■ Task prompt
Could you return every line of the records below that contains the word "screenshot"?

::::::

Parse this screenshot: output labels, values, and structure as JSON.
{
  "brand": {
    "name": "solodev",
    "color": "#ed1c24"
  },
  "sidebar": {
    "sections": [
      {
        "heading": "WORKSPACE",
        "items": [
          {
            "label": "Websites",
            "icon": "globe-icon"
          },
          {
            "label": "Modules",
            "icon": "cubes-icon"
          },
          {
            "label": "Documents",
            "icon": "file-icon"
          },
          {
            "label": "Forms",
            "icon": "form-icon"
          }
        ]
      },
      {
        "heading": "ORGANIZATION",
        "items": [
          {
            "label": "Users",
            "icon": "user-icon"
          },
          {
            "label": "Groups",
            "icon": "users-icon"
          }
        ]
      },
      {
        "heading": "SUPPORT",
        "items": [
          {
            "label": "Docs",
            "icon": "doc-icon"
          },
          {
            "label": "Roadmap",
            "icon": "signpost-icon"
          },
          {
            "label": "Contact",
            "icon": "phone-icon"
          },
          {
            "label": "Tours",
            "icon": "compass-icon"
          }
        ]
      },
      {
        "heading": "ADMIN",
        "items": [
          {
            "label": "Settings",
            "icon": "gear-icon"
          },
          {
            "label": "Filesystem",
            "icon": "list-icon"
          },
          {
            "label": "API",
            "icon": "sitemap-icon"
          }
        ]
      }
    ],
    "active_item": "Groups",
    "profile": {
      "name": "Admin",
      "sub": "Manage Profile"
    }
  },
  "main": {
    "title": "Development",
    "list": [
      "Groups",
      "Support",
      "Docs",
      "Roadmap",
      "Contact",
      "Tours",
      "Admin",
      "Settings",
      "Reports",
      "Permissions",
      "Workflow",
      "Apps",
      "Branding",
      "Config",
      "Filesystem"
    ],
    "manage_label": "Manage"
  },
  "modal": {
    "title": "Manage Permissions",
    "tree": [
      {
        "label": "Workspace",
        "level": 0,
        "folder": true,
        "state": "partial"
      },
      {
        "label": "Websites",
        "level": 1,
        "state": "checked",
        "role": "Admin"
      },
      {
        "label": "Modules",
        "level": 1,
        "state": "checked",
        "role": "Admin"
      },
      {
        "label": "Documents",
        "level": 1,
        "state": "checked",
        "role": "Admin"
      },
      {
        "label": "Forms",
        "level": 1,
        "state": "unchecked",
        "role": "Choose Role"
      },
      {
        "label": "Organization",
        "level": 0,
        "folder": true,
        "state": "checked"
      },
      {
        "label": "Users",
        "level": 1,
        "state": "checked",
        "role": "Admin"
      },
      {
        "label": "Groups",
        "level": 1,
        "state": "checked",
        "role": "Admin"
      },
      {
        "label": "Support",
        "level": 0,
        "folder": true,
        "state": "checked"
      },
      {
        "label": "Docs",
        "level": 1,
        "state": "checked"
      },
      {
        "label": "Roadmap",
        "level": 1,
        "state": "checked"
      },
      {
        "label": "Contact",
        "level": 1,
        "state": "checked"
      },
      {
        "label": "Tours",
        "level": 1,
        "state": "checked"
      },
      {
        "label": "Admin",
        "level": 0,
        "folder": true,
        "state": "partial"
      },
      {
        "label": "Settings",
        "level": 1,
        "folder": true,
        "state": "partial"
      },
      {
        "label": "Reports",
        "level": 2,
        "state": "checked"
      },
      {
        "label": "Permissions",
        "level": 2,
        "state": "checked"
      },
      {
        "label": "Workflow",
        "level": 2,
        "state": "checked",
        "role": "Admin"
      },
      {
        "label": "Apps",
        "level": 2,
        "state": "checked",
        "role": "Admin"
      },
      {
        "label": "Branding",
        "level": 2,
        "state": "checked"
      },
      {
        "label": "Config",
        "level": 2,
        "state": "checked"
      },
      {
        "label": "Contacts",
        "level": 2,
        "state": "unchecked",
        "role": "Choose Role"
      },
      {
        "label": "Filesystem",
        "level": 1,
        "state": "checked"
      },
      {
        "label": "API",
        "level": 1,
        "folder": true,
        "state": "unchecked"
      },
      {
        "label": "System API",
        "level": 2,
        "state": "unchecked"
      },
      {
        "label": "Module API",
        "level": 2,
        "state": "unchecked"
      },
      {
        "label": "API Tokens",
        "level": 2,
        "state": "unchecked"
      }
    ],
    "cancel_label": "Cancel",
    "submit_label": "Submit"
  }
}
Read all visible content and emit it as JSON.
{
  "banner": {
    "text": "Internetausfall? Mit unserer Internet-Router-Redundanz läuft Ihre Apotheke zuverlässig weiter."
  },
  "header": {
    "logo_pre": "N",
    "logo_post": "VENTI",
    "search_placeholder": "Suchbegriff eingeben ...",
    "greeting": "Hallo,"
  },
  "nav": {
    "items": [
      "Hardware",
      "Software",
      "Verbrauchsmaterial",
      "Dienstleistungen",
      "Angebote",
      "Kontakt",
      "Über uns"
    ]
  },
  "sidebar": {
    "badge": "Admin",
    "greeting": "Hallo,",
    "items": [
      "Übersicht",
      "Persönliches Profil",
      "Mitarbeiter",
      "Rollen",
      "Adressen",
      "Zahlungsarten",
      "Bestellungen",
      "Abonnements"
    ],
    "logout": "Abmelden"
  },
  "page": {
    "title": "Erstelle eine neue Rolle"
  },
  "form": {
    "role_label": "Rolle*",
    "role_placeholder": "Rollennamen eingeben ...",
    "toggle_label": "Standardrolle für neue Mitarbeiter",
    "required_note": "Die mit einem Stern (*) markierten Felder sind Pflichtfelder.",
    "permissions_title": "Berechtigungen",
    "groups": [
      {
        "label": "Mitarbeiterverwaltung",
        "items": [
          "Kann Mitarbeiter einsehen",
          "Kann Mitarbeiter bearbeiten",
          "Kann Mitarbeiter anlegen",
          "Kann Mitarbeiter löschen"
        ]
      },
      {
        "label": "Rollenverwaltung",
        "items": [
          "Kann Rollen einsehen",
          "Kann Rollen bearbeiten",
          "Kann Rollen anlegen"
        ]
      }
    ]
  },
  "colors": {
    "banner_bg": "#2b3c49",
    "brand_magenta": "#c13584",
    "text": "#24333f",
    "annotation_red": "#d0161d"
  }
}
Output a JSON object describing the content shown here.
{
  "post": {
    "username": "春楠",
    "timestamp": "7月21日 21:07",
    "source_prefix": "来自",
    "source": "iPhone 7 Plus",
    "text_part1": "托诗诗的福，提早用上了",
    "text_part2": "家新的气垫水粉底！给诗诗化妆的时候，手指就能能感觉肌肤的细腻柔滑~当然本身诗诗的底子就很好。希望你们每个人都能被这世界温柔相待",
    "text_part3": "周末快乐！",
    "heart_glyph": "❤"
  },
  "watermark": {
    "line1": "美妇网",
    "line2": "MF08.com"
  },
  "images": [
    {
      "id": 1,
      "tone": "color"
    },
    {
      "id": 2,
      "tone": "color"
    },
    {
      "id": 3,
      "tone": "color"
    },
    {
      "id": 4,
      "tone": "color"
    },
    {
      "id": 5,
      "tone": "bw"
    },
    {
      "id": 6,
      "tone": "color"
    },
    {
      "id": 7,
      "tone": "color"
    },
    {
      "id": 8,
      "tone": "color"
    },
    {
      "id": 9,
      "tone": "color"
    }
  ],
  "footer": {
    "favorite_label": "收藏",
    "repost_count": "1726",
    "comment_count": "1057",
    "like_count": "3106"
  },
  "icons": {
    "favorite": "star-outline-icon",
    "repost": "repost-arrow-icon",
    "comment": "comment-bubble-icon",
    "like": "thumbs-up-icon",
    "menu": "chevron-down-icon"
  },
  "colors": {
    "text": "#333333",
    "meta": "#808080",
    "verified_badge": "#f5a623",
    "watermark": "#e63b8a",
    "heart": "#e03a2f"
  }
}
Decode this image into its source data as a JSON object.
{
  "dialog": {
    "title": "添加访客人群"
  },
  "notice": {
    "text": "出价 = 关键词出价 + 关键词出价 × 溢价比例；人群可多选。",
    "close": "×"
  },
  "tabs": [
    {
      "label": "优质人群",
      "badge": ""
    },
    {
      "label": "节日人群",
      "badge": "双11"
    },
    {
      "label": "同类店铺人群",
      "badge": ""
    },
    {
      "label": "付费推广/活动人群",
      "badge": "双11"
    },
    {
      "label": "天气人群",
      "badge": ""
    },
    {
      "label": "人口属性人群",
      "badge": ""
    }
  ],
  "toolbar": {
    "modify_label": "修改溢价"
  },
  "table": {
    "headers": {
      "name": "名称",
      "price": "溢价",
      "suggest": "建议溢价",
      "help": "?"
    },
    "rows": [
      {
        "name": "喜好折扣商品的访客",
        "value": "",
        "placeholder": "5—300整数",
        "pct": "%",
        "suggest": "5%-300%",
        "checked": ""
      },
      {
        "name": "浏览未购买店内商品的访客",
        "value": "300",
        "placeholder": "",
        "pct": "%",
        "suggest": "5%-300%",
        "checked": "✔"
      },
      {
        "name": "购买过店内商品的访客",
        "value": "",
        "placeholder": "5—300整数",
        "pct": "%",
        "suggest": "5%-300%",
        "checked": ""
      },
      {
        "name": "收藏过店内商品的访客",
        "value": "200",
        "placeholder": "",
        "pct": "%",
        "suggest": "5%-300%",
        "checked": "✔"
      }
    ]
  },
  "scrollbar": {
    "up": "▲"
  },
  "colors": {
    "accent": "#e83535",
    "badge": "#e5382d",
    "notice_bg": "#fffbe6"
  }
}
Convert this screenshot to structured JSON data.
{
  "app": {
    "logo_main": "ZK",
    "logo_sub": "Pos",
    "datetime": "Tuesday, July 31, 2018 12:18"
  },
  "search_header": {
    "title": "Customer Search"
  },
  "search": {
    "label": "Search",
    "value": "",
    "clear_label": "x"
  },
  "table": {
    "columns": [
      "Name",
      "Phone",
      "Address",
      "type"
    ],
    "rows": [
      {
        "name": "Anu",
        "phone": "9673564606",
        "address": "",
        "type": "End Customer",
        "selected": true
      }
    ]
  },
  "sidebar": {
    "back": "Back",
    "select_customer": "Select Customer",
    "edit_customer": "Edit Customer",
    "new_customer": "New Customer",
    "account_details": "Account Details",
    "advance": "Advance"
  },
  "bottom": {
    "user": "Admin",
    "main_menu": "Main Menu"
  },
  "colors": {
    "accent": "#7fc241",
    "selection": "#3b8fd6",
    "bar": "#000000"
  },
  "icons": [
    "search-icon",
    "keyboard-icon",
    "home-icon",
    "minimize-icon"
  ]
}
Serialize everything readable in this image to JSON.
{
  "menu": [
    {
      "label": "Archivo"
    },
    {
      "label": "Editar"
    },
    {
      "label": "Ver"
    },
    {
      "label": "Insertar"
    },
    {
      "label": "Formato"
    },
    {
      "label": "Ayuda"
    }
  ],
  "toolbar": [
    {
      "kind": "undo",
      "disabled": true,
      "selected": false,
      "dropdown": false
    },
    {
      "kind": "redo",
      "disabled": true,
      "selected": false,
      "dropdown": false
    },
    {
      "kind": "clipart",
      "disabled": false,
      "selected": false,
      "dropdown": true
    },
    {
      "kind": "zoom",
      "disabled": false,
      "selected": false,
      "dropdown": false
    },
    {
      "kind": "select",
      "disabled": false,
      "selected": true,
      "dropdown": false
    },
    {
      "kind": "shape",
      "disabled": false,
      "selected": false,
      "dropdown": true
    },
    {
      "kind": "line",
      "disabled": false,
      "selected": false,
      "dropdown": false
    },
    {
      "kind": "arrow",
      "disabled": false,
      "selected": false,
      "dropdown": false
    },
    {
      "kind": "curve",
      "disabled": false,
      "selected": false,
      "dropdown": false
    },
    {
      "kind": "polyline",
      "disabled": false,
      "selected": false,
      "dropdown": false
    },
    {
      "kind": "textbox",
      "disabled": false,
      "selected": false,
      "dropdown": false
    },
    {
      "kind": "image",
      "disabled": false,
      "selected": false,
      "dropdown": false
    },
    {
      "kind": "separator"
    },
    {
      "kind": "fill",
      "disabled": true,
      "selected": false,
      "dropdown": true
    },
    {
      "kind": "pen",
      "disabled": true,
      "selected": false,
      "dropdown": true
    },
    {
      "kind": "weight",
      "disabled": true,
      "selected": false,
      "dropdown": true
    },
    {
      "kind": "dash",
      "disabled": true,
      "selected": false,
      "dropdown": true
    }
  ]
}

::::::

■ Problem solution
Parse this screenshot: output labels, values, and structure as JSON.
Convert this screenshot to structured JSON data.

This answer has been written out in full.